“We must not fail the billions who look to the international community to fulfil the promise of the Millennium Declaration for a better world. Let us meet in September to keep the promise.”
– UN Secretary-General, Ban Ki-Moon
Over the past few days world leaders have met in New York for the United National Millennium Development Goals Summit. This summit has sought to draw international attention to our progress to date in achieving the MDGs, and create a way forward for the next five years, as we race towards the 2015 deadline.
The Millennium Development Goals (MDGs) are a set of eight goals that were agreed upon by a number of developed countries in 2000 as a means of closing the gap between the developed and developing world. The countries agreed to reach these targets by 2015, promising financial support in order to achieve these goals.
We’ve made a lot of progress in many of the MDGs – especially towards achieving Goal 1, yet the recent Summit has pointed out the imbalance in our achievements. Some goals are so off track, such as Goals 4 and 5 relating to reducing child mortality and improving maternal health, that the 2015 deadline for achieving our aims is not looking promising.
Over the past three days, countries have had the opportunity to speak at the summit, outlining their own country’s position on the MDGs, and their strategies for achieving them. Kevin Rudd spoke during yesterday’s session, his first gig as our new Foreign Affairs minister and had a lot of interesting things to say.
“A decade ago, we: the nations of the world, assembled here to offer the world’s poor a fairer share in the world’s future. A decade later we gather once again to take stock. To celebrate what has been done. But also honestly to admit where we have failed.”

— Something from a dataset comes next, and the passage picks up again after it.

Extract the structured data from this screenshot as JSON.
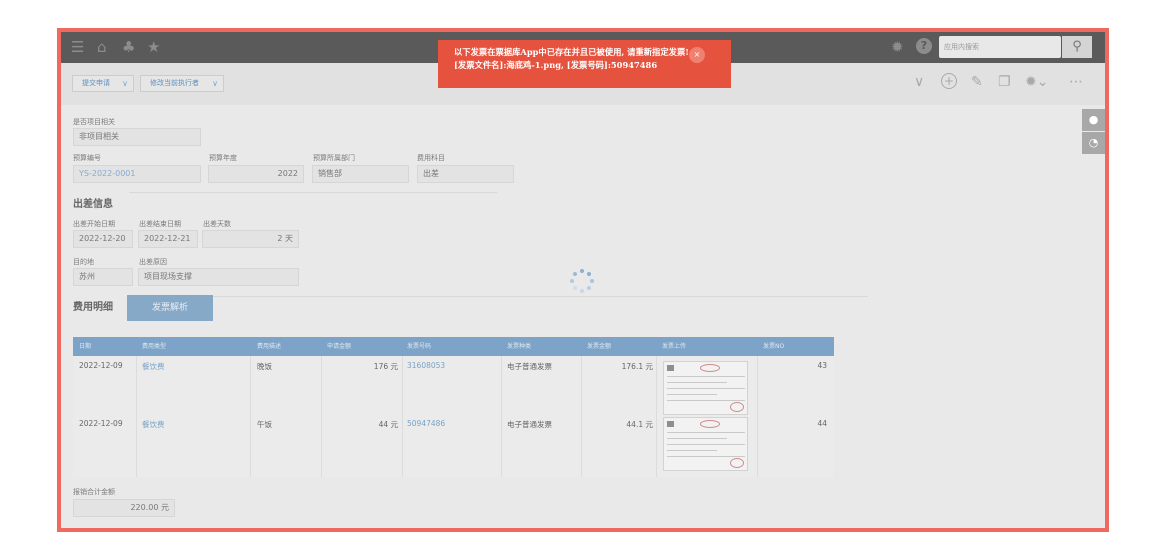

Amongst admitting our failure in reaching these targets, Mr. Rudd outlined Australian’s intentions over the next five years to assist the other UN Member States to achieve these goals. Particular importance was placed on the 49 least developed countries, and the 15 that are in our region, Australian focusing 0.15% of our GNI aid contribution to these countries, whilst also increasing funding to women and child health, education, climate change and also opening up our markets to enable poorer countries easier trade and commerce opportunities. You can read the entire speech here or view the webcast.
Now that Australia has spoken, I think many people and critics have a tendency to come out and slam the front we put up in the Summit, that we’re not doing enough to achieve the MDGs and that promises are never seen through. Yet now Kevin Rudd has spoken, I challenge you not to be critical of Australia’s intentions but encourage him and the Gillard government to achieve these said intentions. Email Kevin Rudd and tell him why it’s important to fulfill and keep these promises our country has made.
I’d encourage you to read the various statements made by each country at the Summit, and the addresses made by the Presidents of the World Bank and International Monetary Fund. I would particularly suggest you read Ban Ki-Moon’s address. He has such a clear vision of where the world should be in five years time – he even refers to the ‘8 Goals for Africa’ song that I blogged about a couple of months ago, and I’ll leave you with the lyric he quotes.
“We have the power, at this very hour.” – Now what are YOU going to do about it?